**Directions for this task:**
Within these entries, which lines include the string "Floodlight"? Copy each one.

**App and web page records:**
++++++++++++++++++++

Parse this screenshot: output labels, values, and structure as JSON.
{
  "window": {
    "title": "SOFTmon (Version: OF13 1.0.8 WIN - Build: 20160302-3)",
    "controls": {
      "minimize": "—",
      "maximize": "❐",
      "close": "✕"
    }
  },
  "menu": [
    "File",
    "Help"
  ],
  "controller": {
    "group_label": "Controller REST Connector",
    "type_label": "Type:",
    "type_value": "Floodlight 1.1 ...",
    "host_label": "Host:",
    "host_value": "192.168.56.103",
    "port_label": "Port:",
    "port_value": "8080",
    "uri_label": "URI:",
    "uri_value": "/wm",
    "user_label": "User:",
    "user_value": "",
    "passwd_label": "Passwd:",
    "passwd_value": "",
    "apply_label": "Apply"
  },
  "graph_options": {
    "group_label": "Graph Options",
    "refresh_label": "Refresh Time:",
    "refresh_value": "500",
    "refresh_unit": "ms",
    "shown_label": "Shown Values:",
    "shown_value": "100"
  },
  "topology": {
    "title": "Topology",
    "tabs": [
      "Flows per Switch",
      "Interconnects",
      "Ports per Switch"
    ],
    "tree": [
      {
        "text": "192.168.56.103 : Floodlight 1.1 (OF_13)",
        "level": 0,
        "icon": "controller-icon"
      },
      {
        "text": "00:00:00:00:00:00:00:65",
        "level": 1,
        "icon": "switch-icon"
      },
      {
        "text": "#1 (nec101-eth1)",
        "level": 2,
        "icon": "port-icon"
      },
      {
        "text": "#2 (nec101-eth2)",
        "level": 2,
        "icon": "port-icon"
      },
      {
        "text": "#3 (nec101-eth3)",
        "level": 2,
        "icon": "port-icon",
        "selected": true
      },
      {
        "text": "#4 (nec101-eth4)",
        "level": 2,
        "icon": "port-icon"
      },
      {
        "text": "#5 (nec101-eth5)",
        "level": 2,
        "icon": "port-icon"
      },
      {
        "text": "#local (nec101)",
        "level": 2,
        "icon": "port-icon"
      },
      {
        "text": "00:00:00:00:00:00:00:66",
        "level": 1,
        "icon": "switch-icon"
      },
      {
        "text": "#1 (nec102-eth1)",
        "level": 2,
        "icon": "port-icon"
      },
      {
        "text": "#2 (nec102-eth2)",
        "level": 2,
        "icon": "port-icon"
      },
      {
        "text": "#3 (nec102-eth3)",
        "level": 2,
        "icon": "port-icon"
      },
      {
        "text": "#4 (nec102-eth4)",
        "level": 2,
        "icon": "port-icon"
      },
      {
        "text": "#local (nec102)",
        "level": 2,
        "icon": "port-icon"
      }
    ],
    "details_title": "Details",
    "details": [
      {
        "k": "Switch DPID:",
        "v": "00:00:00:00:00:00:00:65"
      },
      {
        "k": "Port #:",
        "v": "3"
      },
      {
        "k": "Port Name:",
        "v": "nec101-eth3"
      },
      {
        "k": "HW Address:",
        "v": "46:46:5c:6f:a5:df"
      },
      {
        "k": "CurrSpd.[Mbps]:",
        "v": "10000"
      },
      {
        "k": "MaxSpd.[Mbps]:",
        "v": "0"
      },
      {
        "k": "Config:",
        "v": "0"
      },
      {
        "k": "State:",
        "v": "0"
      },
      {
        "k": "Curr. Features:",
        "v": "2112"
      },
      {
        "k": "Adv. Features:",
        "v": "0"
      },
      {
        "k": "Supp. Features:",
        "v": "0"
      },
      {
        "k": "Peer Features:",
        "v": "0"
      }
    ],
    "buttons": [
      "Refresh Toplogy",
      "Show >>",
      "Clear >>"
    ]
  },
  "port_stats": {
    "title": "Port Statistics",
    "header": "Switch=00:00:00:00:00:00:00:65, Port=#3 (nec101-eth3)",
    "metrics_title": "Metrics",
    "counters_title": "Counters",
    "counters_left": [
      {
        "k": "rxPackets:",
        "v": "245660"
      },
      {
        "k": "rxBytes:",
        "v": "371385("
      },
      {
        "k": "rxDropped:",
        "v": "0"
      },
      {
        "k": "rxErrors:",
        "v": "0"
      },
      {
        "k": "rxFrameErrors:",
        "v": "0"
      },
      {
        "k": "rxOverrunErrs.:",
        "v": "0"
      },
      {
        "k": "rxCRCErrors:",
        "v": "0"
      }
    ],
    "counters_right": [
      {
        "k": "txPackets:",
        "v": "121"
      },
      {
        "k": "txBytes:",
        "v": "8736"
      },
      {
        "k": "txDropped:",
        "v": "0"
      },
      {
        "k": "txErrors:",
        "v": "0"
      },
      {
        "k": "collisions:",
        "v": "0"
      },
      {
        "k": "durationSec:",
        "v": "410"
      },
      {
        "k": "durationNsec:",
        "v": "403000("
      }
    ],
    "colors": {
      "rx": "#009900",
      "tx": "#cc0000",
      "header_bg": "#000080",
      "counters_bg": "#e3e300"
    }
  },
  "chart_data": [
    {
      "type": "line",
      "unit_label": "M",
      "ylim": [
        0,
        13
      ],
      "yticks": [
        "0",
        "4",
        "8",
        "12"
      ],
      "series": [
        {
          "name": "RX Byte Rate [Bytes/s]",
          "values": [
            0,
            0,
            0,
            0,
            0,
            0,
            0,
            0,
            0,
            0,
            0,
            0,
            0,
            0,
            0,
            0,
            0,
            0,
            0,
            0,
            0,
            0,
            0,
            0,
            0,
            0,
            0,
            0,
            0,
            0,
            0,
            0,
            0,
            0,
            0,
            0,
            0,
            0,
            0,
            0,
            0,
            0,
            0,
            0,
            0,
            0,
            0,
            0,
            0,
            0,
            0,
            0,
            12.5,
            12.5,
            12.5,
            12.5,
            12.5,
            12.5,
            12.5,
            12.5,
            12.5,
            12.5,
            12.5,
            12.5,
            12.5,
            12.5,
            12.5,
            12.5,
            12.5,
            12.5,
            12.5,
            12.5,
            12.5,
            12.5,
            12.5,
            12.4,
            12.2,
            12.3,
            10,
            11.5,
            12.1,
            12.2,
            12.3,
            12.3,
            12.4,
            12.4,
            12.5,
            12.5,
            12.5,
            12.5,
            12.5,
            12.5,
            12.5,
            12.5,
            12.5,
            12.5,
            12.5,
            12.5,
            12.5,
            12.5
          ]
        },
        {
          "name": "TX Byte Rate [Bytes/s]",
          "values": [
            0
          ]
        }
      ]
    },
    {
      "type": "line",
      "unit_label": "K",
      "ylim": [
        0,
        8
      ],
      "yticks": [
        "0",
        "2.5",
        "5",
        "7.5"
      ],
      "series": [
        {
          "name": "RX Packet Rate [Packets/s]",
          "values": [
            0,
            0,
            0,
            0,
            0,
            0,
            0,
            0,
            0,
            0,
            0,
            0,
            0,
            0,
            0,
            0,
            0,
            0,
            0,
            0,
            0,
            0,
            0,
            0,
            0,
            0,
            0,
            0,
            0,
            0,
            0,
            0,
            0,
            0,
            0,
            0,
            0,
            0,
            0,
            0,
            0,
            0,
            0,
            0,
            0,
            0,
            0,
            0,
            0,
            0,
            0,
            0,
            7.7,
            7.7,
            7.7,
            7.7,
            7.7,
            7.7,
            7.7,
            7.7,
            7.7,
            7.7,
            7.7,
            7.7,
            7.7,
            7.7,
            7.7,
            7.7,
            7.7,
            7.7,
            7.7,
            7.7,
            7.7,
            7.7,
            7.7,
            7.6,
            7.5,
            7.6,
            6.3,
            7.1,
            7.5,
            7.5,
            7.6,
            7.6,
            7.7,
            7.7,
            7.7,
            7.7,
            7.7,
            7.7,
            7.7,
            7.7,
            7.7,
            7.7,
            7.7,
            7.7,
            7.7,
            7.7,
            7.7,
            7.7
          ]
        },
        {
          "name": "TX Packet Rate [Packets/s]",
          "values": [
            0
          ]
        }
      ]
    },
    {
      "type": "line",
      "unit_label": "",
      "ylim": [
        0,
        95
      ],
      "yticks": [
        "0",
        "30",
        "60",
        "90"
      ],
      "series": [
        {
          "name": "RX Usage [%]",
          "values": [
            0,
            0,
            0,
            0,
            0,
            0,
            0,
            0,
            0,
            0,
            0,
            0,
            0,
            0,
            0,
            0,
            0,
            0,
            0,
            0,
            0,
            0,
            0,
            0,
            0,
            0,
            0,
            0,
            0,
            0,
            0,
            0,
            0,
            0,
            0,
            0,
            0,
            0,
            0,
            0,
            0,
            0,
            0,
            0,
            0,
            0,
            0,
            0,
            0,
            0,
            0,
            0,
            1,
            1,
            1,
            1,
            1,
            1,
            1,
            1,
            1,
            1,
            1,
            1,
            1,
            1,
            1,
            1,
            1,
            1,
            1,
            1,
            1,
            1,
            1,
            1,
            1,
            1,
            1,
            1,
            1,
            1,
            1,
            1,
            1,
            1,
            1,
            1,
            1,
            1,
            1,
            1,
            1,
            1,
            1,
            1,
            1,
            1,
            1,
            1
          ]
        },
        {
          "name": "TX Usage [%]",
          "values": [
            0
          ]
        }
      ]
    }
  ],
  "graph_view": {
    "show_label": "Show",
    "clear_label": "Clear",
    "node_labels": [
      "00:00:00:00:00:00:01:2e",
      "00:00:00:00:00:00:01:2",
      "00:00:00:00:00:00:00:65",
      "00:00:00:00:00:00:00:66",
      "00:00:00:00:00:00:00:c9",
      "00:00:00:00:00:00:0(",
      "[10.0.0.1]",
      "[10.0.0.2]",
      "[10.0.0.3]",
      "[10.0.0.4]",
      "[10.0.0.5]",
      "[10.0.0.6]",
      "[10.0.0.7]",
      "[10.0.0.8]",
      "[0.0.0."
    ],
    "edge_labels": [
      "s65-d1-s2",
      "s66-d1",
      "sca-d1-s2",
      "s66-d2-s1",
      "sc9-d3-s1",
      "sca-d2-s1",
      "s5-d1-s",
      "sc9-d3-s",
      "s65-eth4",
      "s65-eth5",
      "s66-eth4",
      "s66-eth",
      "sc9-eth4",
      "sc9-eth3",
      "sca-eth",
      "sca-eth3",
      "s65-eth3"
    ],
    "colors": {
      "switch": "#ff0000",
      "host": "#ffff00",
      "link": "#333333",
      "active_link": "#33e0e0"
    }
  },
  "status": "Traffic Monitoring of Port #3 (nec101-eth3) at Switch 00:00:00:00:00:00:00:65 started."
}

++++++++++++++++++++

**Written solution:**
    "type_value": "Floodlight 1.1 ...",
        "text": "192.168.56.103 : Floodlight 1.1 (OF_13)",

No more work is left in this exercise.